The Air Force's secret unmanned spaceplane made a surprise landing at Kennedy Space Center early Sunday after over 700 days in space. The returning X-37B announced its arrival with a sonic boom, giving Space Coast residents their second booming wakeup call in a week.
When the small craft's wheels touched down on the Shuttle Landing Facility runway just before 8 a.m., it marked the first time that a spacecraft landed at Kennedy Space Center since the last flight of space shuttle Atlantis nearly six years ago. A photo released by the Air Force this morning showed suited technicians inspecting the stubby spaceplane on the runway with the iconic Vehicle Assembly Building in the background.
Three previous X-7B missions all concluded at Edwards Air Force Base in California. But the Air Force now maintains one of three former shuttle hangars at KSC for the X-37B program, allowing the Boeing-built spaceplane to launch, land, and be refurbished at the same spaceport.
This flight was the longest for the X-37B program, which consists of two identical mini-shuttles, each about the size of a truck.
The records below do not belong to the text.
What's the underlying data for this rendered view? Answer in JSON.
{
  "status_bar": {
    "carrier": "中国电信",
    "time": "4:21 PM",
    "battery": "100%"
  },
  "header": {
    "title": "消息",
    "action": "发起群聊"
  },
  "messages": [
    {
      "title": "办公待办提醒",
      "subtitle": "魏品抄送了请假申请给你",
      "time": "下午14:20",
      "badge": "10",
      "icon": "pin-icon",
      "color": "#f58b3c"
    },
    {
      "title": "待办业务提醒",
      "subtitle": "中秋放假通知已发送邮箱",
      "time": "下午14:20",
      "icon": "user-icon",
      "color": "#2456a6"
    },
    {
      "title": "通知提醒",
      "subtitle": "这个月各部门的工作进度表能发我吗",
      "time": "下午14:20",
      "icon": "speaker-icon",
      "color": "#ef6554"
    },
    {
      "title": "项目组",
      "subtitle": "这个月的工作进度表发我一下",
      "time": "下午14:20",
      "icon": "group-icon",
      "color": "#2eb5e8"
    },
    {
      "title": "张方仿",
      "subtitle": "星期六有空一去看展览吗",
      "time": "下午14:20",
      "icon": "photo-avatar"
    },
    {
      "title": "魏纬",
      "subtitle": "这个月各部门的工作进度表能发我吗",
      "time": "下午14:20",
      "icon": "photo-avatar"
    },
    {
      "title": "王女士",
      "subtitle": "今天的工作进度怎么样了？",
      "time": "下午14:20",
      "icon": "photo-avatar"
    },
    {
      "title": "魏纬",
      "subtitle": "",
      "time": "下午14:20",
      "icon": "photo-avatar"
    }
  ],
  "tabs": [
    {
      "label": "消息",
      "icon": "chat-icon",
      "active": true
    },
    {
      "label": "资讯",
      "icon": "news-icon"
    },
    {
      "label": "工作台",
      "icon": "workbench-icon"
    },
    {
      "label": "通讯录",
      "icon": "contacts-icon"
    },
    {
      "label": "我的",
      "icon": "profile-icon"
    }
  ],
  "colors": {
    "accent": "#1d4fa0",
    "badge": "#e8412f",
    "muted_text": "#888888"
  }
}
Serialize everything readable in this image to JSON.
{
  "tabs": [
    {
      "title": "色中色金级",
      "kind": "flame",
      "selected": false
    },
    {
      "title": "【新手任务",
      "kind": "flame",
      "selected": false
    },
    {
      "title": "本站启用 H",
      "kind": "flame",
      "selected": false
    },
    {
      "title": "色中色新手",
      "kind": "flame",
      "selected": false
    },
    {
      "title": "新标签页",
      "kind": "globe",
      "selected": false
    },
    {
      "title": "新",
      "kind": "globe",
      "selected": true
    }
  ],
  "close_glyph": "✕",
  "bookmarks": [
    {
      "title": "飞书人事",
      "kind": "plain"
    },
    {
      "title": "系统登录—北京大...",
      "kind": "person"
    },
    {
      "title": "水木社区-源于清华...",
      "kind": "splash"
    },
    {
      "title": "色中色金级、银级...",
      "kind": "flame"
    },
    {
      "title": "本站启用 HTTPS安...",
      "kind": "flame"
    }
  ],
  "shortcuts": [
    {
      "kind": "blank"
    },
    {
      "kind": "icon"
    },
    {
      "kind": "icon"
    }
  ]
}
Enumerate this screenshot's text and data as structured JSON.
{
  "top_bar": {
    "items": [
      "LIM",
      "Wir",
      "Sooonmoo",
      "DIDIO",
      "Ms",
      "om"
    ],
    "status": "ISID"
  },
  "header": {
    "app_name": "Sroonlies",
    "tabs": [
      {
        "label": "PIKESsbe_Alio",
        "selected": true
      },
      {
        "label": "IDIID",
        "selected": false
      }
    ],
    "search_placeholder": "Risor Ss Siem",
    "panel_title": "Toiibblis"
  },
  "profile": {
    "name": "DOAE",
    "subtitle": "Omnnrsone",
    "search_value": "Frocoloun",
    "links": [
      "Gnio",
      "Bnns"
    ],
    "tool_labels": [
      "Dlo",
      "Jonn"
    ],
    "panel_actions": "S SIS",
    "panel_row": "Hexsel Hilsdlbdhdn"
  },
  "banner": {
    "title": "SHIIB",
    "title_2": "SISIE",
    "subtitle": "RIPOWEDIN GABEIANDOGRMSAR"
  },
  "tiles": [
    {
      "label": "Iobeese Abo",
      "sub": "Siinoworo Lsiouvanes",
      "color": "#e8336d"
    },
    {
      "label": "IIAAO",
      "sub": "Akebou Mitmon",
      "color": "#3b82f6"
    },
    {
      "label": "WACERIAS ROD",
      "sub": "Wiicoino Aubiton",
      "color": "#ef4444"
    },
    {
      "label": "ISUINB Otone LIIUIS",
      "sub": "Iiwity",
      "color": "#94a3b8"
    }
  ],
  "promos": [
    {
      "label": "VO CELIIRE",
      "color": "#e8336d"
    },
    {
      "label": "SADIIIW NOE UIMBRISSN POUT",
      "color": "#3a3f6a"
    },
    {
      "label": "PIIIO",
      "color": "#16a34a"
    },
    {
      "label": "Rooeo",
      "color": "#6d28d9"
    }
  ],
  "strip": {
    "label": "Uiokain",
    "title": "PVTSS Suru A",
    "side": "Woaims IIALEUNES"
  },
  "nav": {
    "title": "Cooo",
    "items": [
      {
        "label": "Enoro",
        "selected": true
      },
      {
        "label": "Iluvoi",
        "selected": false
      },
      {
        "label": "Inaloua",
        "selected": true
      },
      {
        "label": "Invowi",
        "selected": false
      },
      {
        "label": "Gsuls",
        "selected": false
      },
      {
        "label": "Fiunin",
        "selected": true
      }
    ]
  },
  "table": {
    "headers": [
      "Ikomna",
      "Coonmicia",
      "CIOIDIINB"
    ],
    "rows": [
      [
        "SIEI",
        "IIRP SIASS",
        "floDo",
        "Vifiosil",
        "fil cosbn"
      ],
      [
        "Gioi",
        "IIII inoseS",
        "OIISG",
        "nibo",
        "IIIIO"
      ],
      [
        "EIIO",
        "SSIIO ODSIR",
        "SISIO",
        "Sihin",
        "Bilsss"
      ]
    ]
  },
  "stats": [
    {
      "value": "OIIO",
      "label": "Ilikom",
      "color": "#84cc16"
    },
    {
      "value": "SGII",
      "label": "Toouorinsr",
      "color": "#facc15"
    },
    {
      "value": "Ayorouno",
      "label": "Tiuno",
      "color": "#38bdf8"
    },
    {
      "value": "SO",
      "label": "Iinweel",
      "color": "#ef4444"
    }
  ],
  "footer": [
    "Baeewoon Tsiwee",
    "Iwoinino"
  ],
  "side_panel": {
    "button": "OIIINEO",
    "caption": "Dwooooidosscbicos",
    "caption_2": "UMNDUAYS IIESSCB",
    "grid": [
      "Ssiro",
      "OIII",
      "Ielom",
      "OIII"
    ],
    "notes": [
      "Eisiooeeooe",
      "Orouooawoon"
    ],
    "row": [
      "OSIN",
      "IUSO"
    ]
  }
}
They both fly autonomously and have a small cargo bay that theoretically can deploy mini-satellites or expose payloads directly to space.
Previous missions have extended from 224 to 468 to 674 days in space, with this flight -- dubbed OTV-4 -- clocking in at 718 days, just short of two years. But the Air Force won't say just what the spaceplanes do in orbit all that time. The Pentagon's official statement is "the X-37B program is the newest and most advanced re-entry spacecraft that performs risk reduction, experimentation and concept of operations development for reusable space vehicle technologies."
"The landing of OTV-4 marks another success for the X-37B program and the nation," Lt. Col. Ron Fehlen, X-37B program manager, said in a statement released after the landing. "This mission once again set an on-orbit endurance record and marks the vehicle's first landing in the state of Florida. We are incredibly pleased with the performance of the space vehicle and are excited about the data gathered to support the scientific and space communities. We are extremely proud of the dedication and hard work by the entire team."
The Air Force did not announce the landing in advance, but some spaceport neighbors were quick to figure out what the sonic booms were connected to.
It was the second such wakeup call in the last few days. Monday, a SpaceX first-stage booster sent a loud pair of booms echoing across the coast as it landed at Cape Canaveral after sending a classified satellite into orbit.